When Cash took an Andy Sonnanstine 2-1 pitch and gave fans in the first row of the Monster seats a souvenir, one would think it would get the Sox offense going. But it did not. David Ortiz is still in a horrific 0-for-10 slump. Jacoby Ellsbury has the big goose egg in the hit column and starting to resemble Donnie Sadler more than Nomar Garciaparra. And Jed Lowrie looks like the rookie he is in the ALCS.
This is Lowrie’s first year in the big leagues and every situation he encounters is new so it is not really fair to jump all over him but the others are fair game. Athough he is still considered a rookie by Major League Baseball, Ellsbury is no longer the inexperienced kid he was last year and needs to be held accountable for his lack of production at the plate. B.J .
When hitters are going up against the knuckleballer most hitting coaches will tell hitters “if it’s high let it fly, if it’s low let it go.” The Tampa Bay Rays game plan for Tim Wakefield was they were not going to be passive against the knuckleball. In the first inning, the knuckleball was not quite working for him and the Rays jumped on.
Nothing was working for
After an easy eight pitch second, things began to go back down hill when his diving effort on Crawford’s swinging bunt went for naught as the speedy left fielder was safe at first, prolonging the inning. Crawford stole his second base of the night before Willy Aybar hit his second homerun off
Justin Masterson came on in relief of
The Rays offense would send the Fenway Faithful running to the exits like the ballpark was on fire in the seventh they scored five runs in the sixth against three Red Sox relievers. Manny Delcarmen started the sixth inning explosion by giving up a one out triple into right center by shortstop Jason Bartlett. Following an Iwamura walk,
Delcarmen turned the ball over to Javier Lopez, who gave up a base hits to Crawford and Aybar, scoring both Pena and Longoria. Dioner Navarro drove in the final run of the inning with a ground out to Kevin Youkilis at third before Perez ended the inning with a ground out to Dustin Pedroia at second to end the sixth inning monstrosity.
But even down 10 runs, the Red Sox were not going to give up even if maybe half their fans left the game in the sixth. Ortiz finally broke out of his slump with a lead-off rocket line drive down the first baseline. With Fernando Perez misplaying the ball in right field, it allowd Ortiz to slide into third with the triple. The first time the Sox had the lead off hitter on base all game. Youkilis would drive him in with a ground ball to shortstop for the second run of the game.

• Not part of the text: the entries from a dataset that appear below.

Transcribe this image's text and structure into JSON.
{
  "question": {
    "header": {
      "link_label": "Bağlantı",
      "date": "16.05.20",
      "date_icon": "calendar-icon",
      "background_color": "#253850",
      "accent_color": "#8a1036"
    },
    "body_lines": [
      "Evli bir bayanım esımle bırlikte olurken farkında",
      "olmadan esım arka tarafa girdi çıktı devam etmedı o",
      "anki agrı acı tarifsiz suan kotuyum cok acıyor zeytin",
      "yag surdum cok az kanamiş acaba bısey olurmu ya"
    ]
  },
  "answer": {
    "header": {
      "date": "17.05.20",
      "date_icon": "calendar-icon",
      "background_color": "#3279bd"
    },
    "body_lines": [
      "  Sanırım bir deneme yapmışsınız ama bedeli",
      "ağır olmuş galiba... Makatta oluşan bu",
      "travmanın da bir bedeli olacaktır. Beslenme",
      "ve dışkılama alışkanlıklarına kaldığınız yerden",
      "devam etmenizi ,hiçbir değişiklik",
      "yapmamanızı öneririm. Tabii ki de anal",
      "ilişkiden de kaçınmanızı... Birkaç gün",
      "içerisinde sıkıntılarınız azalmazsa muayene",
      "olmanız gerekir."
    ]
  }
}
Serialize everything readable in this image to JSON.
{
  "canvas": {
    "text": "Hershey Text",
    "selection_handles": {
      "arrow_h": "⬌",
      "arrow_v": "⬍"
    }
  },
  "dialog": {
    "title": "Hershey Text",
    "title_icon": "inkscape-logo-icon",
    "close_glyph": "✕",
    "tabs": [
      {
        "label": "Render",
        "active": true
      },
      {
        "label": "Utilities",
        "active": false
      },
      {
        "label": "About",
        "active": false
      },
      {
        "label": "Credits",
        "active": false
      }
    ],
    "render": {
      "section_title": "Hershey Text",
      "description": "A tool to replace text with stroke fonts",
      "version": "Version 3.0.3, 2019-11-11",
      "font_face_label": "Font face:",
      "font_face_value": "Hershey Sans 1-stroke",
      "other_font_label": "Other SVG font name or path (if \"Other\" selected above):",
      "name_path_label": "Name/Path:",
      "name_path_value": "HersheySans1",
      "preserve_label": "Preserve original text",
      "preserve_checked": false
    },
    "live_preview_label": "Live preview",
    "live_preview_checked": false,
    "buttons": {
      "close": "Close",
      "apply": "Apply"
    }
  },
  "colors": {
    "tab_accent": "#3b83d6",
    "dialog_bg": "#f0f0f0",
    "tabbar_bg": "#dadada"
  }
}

Once again there was a little light at the long tunnel’s end as Pedroia and Youkilis appeared to putting some good swings together in the bottom of the eighth inning. Lowrie led to fthe inning with a base hit to center before advancing to second on J.D. Drew’s ground ball back to Sonnanstine. Pedroia drove in the Stanford alum, with a base hit up the middle while Youkilis lined a double off the Green Monster with two outs plating Pedroia from second.
Hopefully the Sox can continue to swing the bats as well as they did in the latter innings of Game Four, when they send Daisuke Matsuzaka to the mound in a re-match of Game One against James Shields. Matsuzaka has been the only effective pitcher for the Sox in the ALCS and he needs to come on and stop the bleeding in Game Five to prolong the Red Sox season. Matsuzaka is coming of a a Game One start where he pitched six no-hit innings and finished the game scattering four hits in seven strong innings while walking four and striking out nine. Shields pitched equally well in Game One pitching 7.1 innings allowing two runs on six hits while walking two and striking out six.
RAYS 13, RED SOX 4
WIN: Andy Sonnanstine
LOSS: Tim Wakefield
The 3 Stars of the Game:
- Carl Crawford,
---- 5-5 2 2Bs, 2 RBIs, 3 Runs-scored, 2SB TAMPA BAY
- Willy Aybar,
---- 4-5 5 RBIs, Run-Scored TAMPA BAY
- Evan Longoria,
--- 1-4 HR, 2 RBIs TAMPA BAY